Children living in counties with fluoridated water have significantly less tooth decay than those living in counties that lack water fluoridation programs, according to a newly published large-scale study.
Reduced decay rates were most pronounced in the primary teeth of children living in fluoridated counties. Yet community water fluoridation (CWF) also was credited with conferring a meaningful level of protection to the permanent teeth of children and adolescents. Continue reading
The good news: In recent years, tooth decay rates have significantly decreased for American children.
Overall, 43.1 percent of American children between the ages of 2 and 19 experienced decay in primary and permanent teeth in 2015-16, down from 50 percent reported in 2011-12. Continue reading
Every five years, the federal government comes out with a new edition of its dietary guidelines. The official nutritional recommendations help shape America’s school lunch menus, influence grocery shopping trends, and of course, generate a flurry of news coverage.
The big question for reporters – and their readers, listeners and viewers is always “what’s new?” Continue reading
Baltimore Sun reporter Andrea McDaniels was surprised to learn about an off-label treatment for tooth decay that some dentists are using.
In the fight against decay-causing bacteria, some researchers call the agent, silver diamine fluoride, a “silver-fluoride bullet.”
They point to evidence suggesting that SDF is not only effective in halting the decay process but in preventing the development of new caries. The material is cheap and can be easily painted onto the affected tooth.
In this Q&A, McDaniels tells us more about her work on the story, and offers some insights into how she manages her busy health and medical beat at the Sun.
Image via Nature(A) Occlusal view of the RM3. (B) Detailed view of the large occlusal cavity with the four carious lesions and the chipping area on the mesial wall. Section A-A is directed mesio-distally, passing through the larger carious lesion. (C) MicroCT slice of the Villabruna RM3 in correspondence with section A-A.
Scientists studying a decayed lesion within an ancient wisdom tooth say they have discovered the earliest known evidence of dentistry.
The cavitated third molar belonged to a young man said to have lived and died in Northern Italy during the Late Upper Paleolithic era.
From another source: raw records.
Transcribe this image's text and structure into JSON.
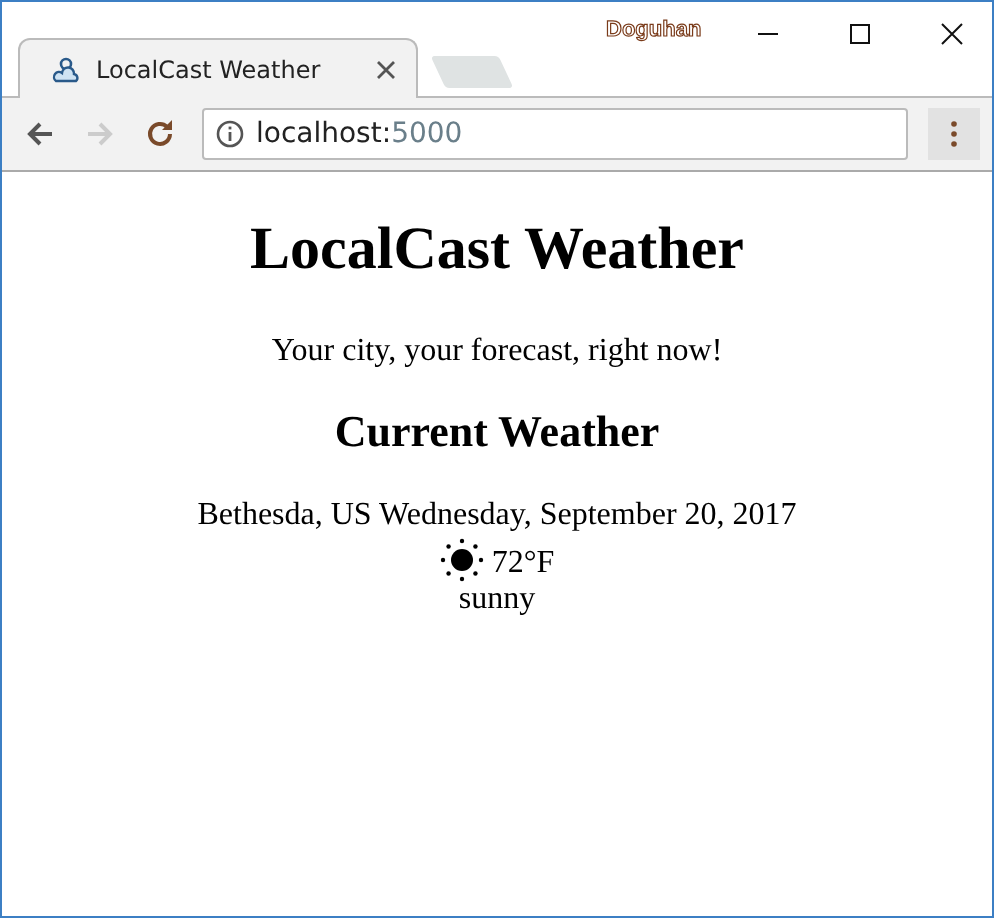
{
  "window": {
    "profile_name": "Doguhan"
  },
  "tabs": [
    {
      "title": "LocalCast Weather",
      "selected": true
    }
  ],
  "toolbar": {
    "forward_disabled": true,
    "address": {
      "host": "localhost:",
      "port": "5000"
    }
  },
  "page": {
    "title": "LocalCast Weather",
    "tagline": "Your city, your forecast, right now!",
    "section_title": "Current Weather",
    "location": "Bethesda, US",
    "date": "Wednesday, September 20, 2017",
    "temperature": "72°F",
    "condition": "sunny"
  }
}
Images from inside the 14,000-year-old tooth, obtained using scanning electron microscopy, disclosed a pattern of chipping and striations that researchers say were made using a tiny stone pick. Continue reading